ranging from 1–15 hours and then exposed to 50 kGy of γ-irradiation. The effects on polymer loading, compressive strength,
apparent porosity, and water absorption in addition to IR spectra and TGA of the samples were studied. It was found that,
the polymer loading and compressive strength increase with the increased of soaking time up to 4 hours and there is no significant
improvement of the polymer loading and compressive strength increase with the increased of soaking time up to 4 hours and
there is no significant improvement of the polymer loading and strength. Whereas, the apparent porosity and water absorption
behave in an opposite direction. These are attributed to the presence of polymer in the pores of the samples. IR spectra showed
that, new bands appeared as result of the reaction between polyester and set cement. TGA showed that, the polyester cement
composite has higher thermal stability as a compared to irradiated polyester.
Authors:M. Franquelo, M. Robador, V. Ramírez-Valle, A. Durán, M. Jiménez de Haro, and J. Pérez-Rodríguez
Roman ceramics of two hydraulic mortars used to build the pond and water channel of Mithraeum house from Mérida (Spain) have
been studied. The sizes of the ceramic fragments found were different in both of the samples studied, showing different behaviour
in the reactions with the lime. The X-ray diffraction of the ceramic shows the presence of quartz, mica (biotite), anorthite
and hematite accompanied by amorphous phase, being observed scarce vitrification. The presence of mica confirms a firing temperature
for manufacturing the ceramic below 900°C. In one of the ceramics studied, X-ray diffraction did not show calcite. However,
in the FTIR appear bands that could be assigned to carbonates absorptions and likewise, carbonates were identified in the
DTA-TG curves. Ca and small quantities of Si and Al were also identified by SEM-EDX on the surface of the pores that could
be due to an amorphous phase formed in the reaction of lime with the Si and Al of the ceramic. On the other hand, in other
ceramic samples carbonates (about 10%) were detected.

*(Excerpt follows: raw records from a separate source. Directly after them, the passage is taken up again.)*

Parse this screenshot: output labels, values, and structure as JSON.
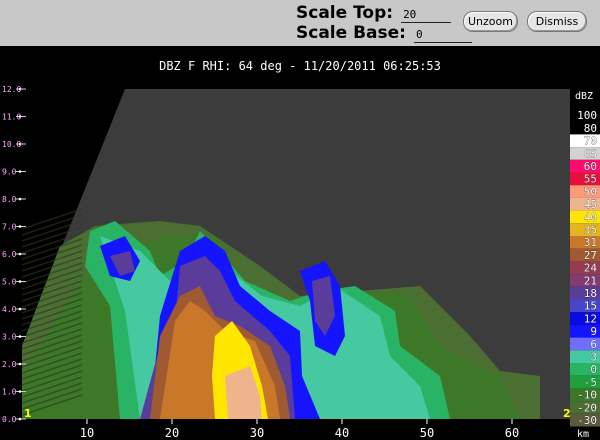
{
  "toolbar": {
    "scale_top_label": "Scale Top:",
    "scale_top_value": "20",
    "scale_base_label": "Scale Base:",
    "scale_base_value": "0",
    "unzoom_label": "Unzoom",
    "dismiss_label": "Dismiss"
  },
  "plot": {
    "title": "DBZ F  RHI: 64 deg  -  11/20/2011 06:25:53",
    "y_ticks": [
      "12.0",
      "11.0",
      "10.0",
      "9.0",
      "8.0",
      "7.0",
      "6.0",
      "5.0",
      "4.0",
      "3.0",
      "2.0",
      "1.0",
      "0.0"
    ],
    "x_ticks": [
      "10",
      "20",
      "30",
      "40",
      "50",
      "60"
    ],
    "x_unit": "km",
    "corner_left": "1",
    "corner_right": "2"
  },
  "colorbar": {
    "unit": "dBZ",
    "entries": [
      {
        "label": "100",
        "color": "#000000"
      },
      {
        "label": "80",
        "color": "#000000"
      },
      {
        "label": "70",
        "color": "#ffffff"
      },
      {
        "label": "65",
        "color": "#d2d2d2"
      },
      {
        "label": "60",
        "color": "#ff0a6e"
      },
      {
        "label": "55",
        "color": "#e60f3c"
      },
      {
        "label": "50",
        "color": "#ff9a78"
      },
      {
        "label": "45",
        "color": "#f0b48c"
      },
      {
        "label": "40",
        "color": "#ffe600"
      },
      {
        "label": "35",
        "color": "#e6b41e"
      },
      {
        "label": "31",
        "color": "#c87828"
      },
      {
        "label": "27",
        "color": "#a05a32"
      },
      {
        "label": "24",
        "color": "#963c50"
      },
      {
        "label": "21",
        "color": "#823c73"
      },
      {
        "label": "18",
        "color": "#5a3c9b"
      },
      {
        "label": "15",
        "color": "#4646c8"
      },
      {
        "label": "12",
        "color": "#0a0ae6"
      },
      {
        "label": "9",
        "color": "#1414ff"
      },
      {
        "label": "6",
        "color": "#6e6efa"
      },
      {
        "label": "3",
        "color": "#46c8a0"
      },
      {
        "label": "0",
        "color": "#28b464"
      },
      {
        "label": "-5",
        "color": "#1ea03c"
      },
      {
        "label": "-10",
        "color": "#3c7828"
      },
      {
        "label": "-20",
        "color": "#4b6e32"
      },
      {
        "label": "-30",
        "color": "#5a5a3c"
      }
    ]
  },
  "colors": {
    "background_echo": "#3c3c3c",
    "axis_text": "#ffffff",
    "y_tick_text": "#ffaaff",
    "corner_text": "#ffff00"
  }
}
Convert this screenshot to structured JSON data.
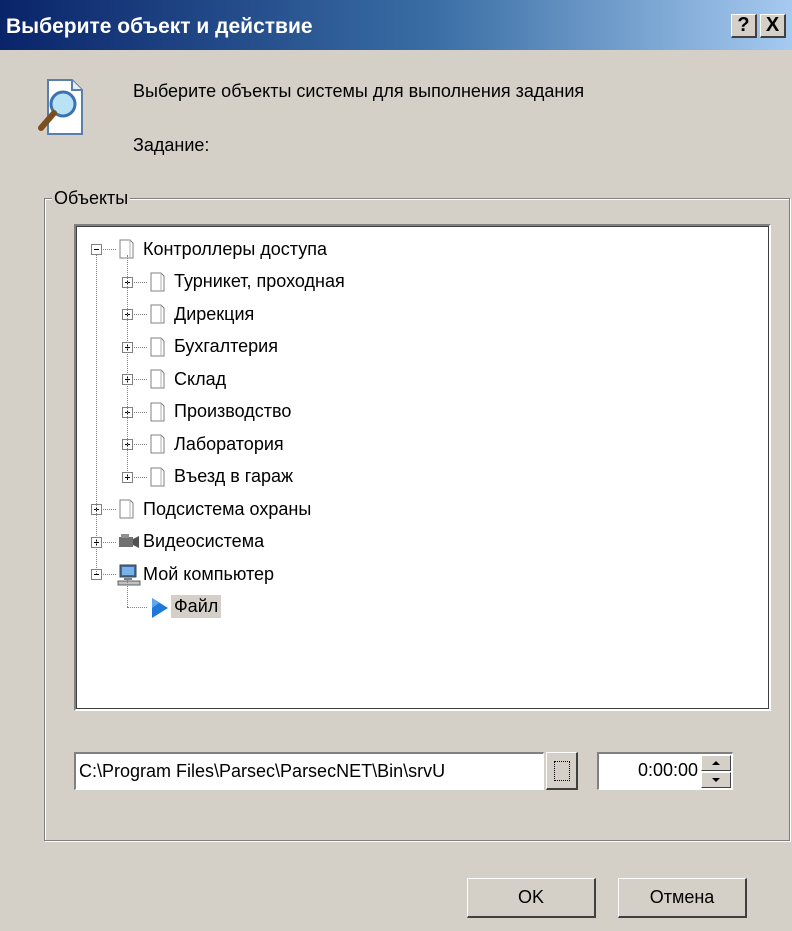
{
  "window": {
    "title": "Выберите объект и действие",
    "help_label": "?",
    "close_label": "X"
  },
  "header": {
    "icon": "search-document-icon",
    "instruction": "Выберите объекты системы для выполнения задания",
    "task_label": "Задание:"
  },
  "objects_group": {
    "label": "Объекты",
    "tree": [
      {
        "label": "Контроллеры доступа",
        "level": 0,
        "state": "expanded",
        "icon": "folder-icon"
      },
      {
        "label": "Турникет, проходная",
        "level": 1,
        "state": "collapsed",
        "icon": "folder-icon"
      },
      {
        "label": "Дирекция",
        "level": 1,
        "state": "collapsed",
        "icon": "folder-icon"
      },
      {
        "label": "Бухгалтерия",
        "level": 1,
        "state": "collapsed",
        "icon": "folder-icon"
      },
      {
        "label": "Склад",
        "level": 1,
        "state": "collapsed",
        "icon": "folder-icon"
      },
      {
        "label": "Производство",
        "level": 1,
        "state": "collapsed",
        "icon": "folder-icon"
      },
      {
        "label": "Лаборатория",
        "level": 1,
        "state": "collapsed",
        "icon": "folder-icon"
      },
      {
        "label": "Въезд в гараж",
        "level": 1,
        "state": "collapsed",
        "icon": "folder-icon"
      },
      {
        "label": "Подсистема охраны",
        "level": 0,
        "state": "collapsed",
        "icon": "folder-icon"
      },
      {
        "label": "Видеосистема",
        "level": 0,
        "state": "collapsed",
        "icon": "camera-icon"
      },
      {
        "label": "Мой компьютер",
        "level": 0,
        "state": "expanded",
        "icon": "computer-icon"
      },
      {
        "label": "Файл",
        "level": 1,
        "state": "leaf",
        "icon": "play-arrow-icon",
        "selected": true
      }
    ]
  },
  "path_input": {
    "value": "C:\\Program Files\\Parsec\\ParsecNET\\Bin\\srvU"
  },
  "time_input": {
    "value": "0:00:00"
  },
  "buttons": {
    "ok": "OK",
    "cancel": "Отмена"
  },
  "colors": {
    "titlebar_start": "#0a246a",
    "titlebar_end": "#a6caf0",
    "face": "#d4d0c8"
  }
}
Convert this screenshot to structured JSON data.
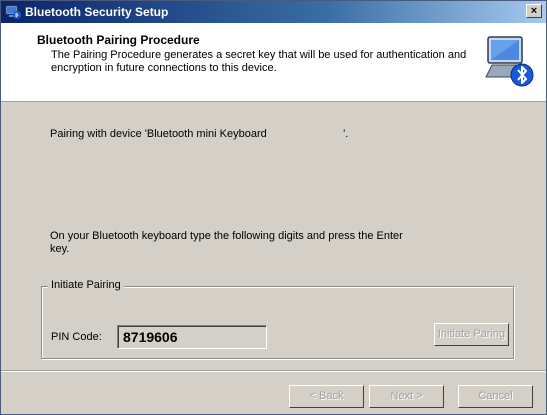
{
  "window": {
    "title": "Bluetooth Security Setup",
    "close_label": "×",
    "title_icon": "bluetooth-computer-icon"
  },
  "header": {
    "title": "Bluetooth Pairing Procedure",
    "description": "The Pairing Procedure generates a secret key that will be used for authentication and encryption in future connections to this device.",
    "icon": "bluetooth-computer-icon"
  },
  "content": {
    "pairing_message": "Pairing with device 'Bluetooth mini Keyboard                         '.",
    "instruction": "On your Bluetooth keyboard type the following digits and press the Enter key."
  },
  "pairing_group": {
    "legend": "Initiate Pairing",
    "pin_label": "PIN Code:",
    "pin_value": "8719606",
    "initiate_button": "Initiate Paring"
  },
  "footer": {
    "back_label": "< Back",
    "next_label": "Next >",
    "cancel_label": "Cancel"
  },
  "colors": {
    "titlebar_start": "#0a246a",
    "dialog_bg": "#d4d0c8",
    "header_bg": "#ffffff",
    "disabled_text": "#a0a0a0"
  }
}
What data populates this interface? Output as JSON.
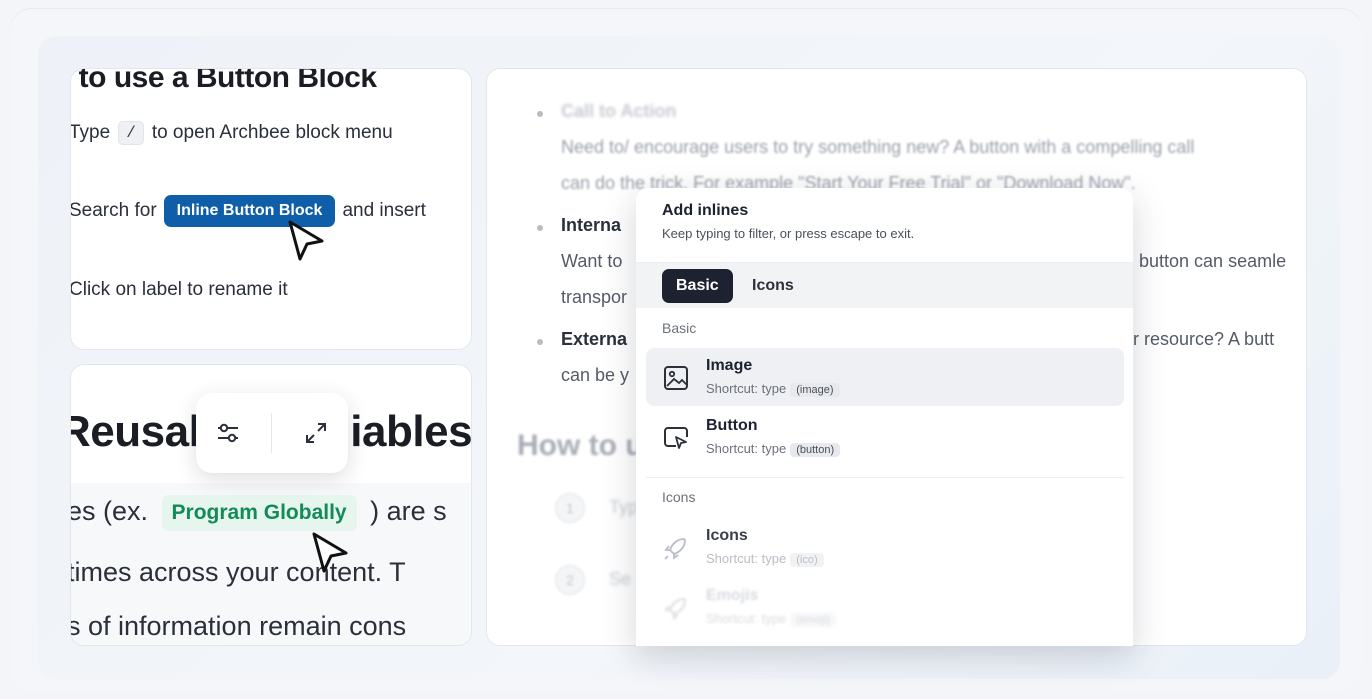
{
  "left_top": {
    "heading": "/ to use a Button Block",
    "step1_before": "Type",
    "step1_key": "/",
    "step1_after": "to open Archbee block menu",
    "step2_before": "Search for",
    "step2_pill": "Inline Button Block",
    "step2_after": "and insert",
    "step3": "Click on label to rename it"
  },
  "left_bottom": {
    "heading_left": "Reusal",
    "heading_right": "iables",
    "line1_before": "es (ex.",
    "line1_pill": "Program Globally",
    "line1_after": ") are s",
    "line2": "times across your content. T",
    "line3": "s of information remain cons"
  },
  "right_bg": {
    "top_line": "",
    "cta_label": "Call to Action",
    "cta_line1": "Need to/ encourage users to try something new? A button with a compelling call",
    "cta_line2": "can do the trick. For example \"Start Your Free Trial\" or \"Download Now\".",
    "internal_label": "Interna",
    "internal_line1": "Want to",
    "internal_line1_right": "button can seamle",
    "internal_line2": "transpor",
    "external_label": "Externa",
    "external_right": "r resource? A butt",
    "external_line2": "can be y",
    "how_to": "How to u",
    "step1_num": "1",
    "step1_text": "Typ",
    "step2_num": "2",
    "step2_text": "Se"
  },
  "popover": {
    "title": "Add inlines",
    "subtitle": "Keep typing to filter, or press escape to exit.",
    "tabs": [
      "Basic",
      "Icons"
    ],
    "section_basic": "Basic",
    "section_icons": "Icons",
    "items": [
      {
        "name": "Image",
        "hint": "Shortcut: type",
        "chip": "(image)"
      },
      {
        "name": "Button",
        "hint": "Shortcut: type",
        "chip": "(button)"
      },
      {
        "name": "Icons",
        "hint": "Shortcut: type",
        "chip": "(ico)"
      },
      {
        "name": "Emojis",
        "hint": "Shortcut: type",
        "chip": "(emoji)"
      }
    ]
  },
  "icons": {
    "floatbar": [
      "sliders-icon",
      "expand-icon"
    ],
    "items": [
      "image-icon",
      "button-icon",
      "rocket-icon",
      "rocket-icon"
    ]
  },
  "colors": {
    "accent_blue": "#0e5ea9",
    "accent_green": "#138a5a",
    "dark_tab": "#1d2230"
  }
}
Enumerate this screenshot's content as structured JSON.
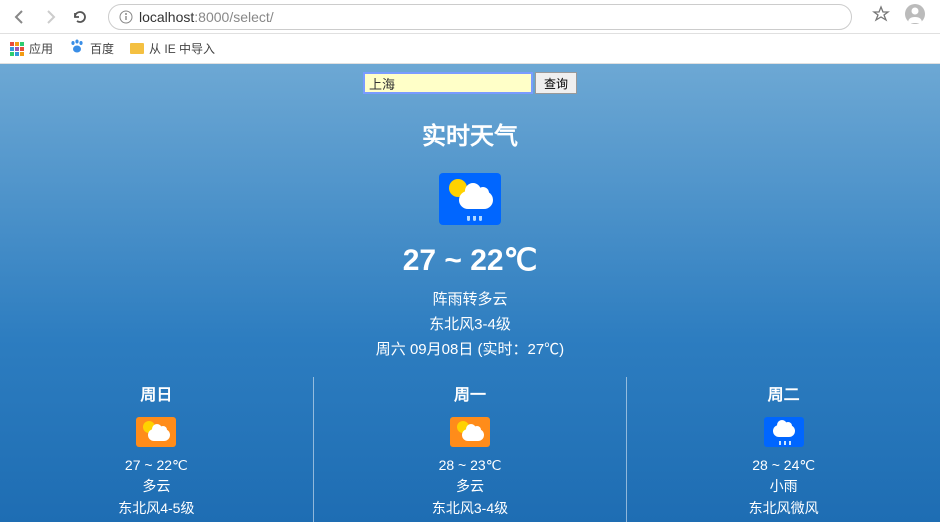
{
  "browser": {
    "url_host": "localhost",
    "url_port": ":8000",
    "url_path": "/select/"
  },
  "bookmarks": {
    "apps": "应用",
    "baidu": "百度",
    "import": "从 IE 中导入"
  },
  "search": {
    "city_value": "上海",
    "query_label": "查询"
  },
  "realtime": {
    "title": "实时天气",
    "temperature": "27 ~ 22℃",
    "condition": "阵雨转多云",
    "wind": "东北风3-4级",
    "date_info": "周六 09月08日 (实时：27℃)"
  },
  "forecast": [
    {
      "day": "周日",
      "icon": "partly-cloudy",
      "temp": "27 ~ 22℃",
      "cond": "多云",
      "wind": "东北风4-5级"
    },
    {
      "day": "周一",
      "icon": "partly-cloudy",
      "temp": "28 ~ 23℃",
      "cond": "多云",
      "wind": "东北风3-4级"
    },
    {
      "day": "周二",
      "icon": "light-rain",
      "temp": "28 ~ 24℃",
      "cond": "小雨",
      "wind": "东北风微风"
    }
  ]
}
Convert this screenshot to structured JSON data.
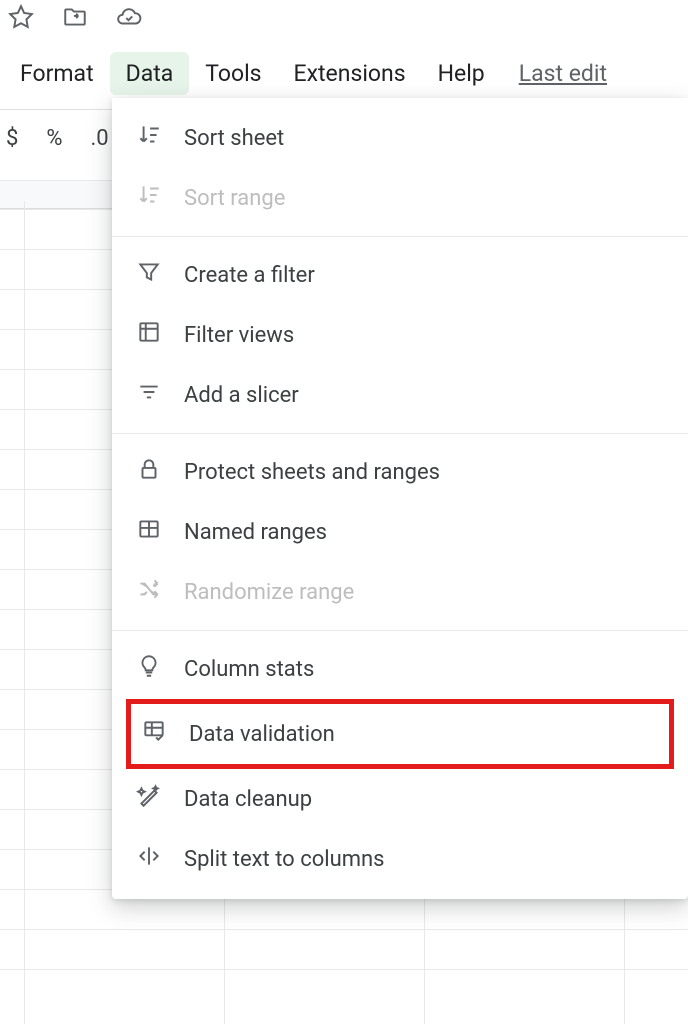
{
  "menubar": {
    "format": "Format",
    "data": "Data",
    "tools": "Tools",
    "extensions": "Extensions",
    "help": "Help",
    "last_edit": "Last edit"
  },
  "toolbar": {
    "currency": "$",
    "percent": "%",
    "decimal_decrease": ".0"
  },
  "dropdown": {
    "sort_sheet": "Sort sheet",
    "sort_range": "Sort range",
    "create_filter": "Create a filter",
    "filter_views": "Filter views",
    "add_slicer": "Add a slicer",
    "protect": "Protect sheets and ranges",
    "named_ranges": "Named ranges",
    "randomize": "Randomize range",
    "column_stats": "Column stats",
    "data_validation": "Data validation",
    "data_cleanup": "Data cleanup",
    "split_text": "Split text to columns"
  }
}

The carbonates have been found filling the pores, sometimes accompanied
by a new calcium-aluminium-silicate phase produced by the reaction between the lime and the amorphous phase of the ceramic.
The carbonates and the new phases formed inside the pores are responsible for the decrease of the porosity and for the formation
of new phases during the heating of the ceramics.
Authors:A. Cherem da Cunha, J. Gonçalves, P. Büchler, and J. Dweck
The cement industry is one which most emits polluting gases to the environment, due to the calcium carbonate calcination,
as well as to the burning of fossil fuels during the manufacturing process. Metakaolin (MK), in partial substitution to cement
in its applications, is having a special worldwide growing role, for the technological increment due to its pozzolanic activity
and mainly to the reduction of those emissions. In the present paper, the effect of pozzolanic activity of metakaolin was
analyzed by thermal analysis in pastes and mortars of type II Portland cement in the first three days of the hydration, during
which, relevant initial stages of the hydration process occur.
By non-conventional differential thermal analysis (NCDTA), paste and mortar samples containing 0, 10, 20, 30 and 40% of metakaolin
in cement mass substitution and using a 0.5 water/(total solids) mass ratio, were evaluated. The NCDTA curves, after normalization
on cement mass basis and considering the heat capacity of each reactant, indicate that the pozzolanic activity behavior of
metakaolin is different in pastes and mortars. Through the deconvolution of the normalized NCDTA curve peaks, it can be seen
that ettringuite formation increases as cement substitution degree (CSD) increases, in both cases. Tobermorite formation is
more enhanced in mortars than in pastes by MK, with a maximum formation at 30% of CSD. In the pastes, tobermorite formation
increases as CSD increases but it is practically the same at 30 and 40% of CSD.
, Lubelli B. , Hees van R. , Nijland T.
Evaluation of spreading and effectiveness of injection products against rising damp in mortar/brick combinations , Procedia Chemistry , Vol. 8 , 2013 , pp. 139 ‒ 149 .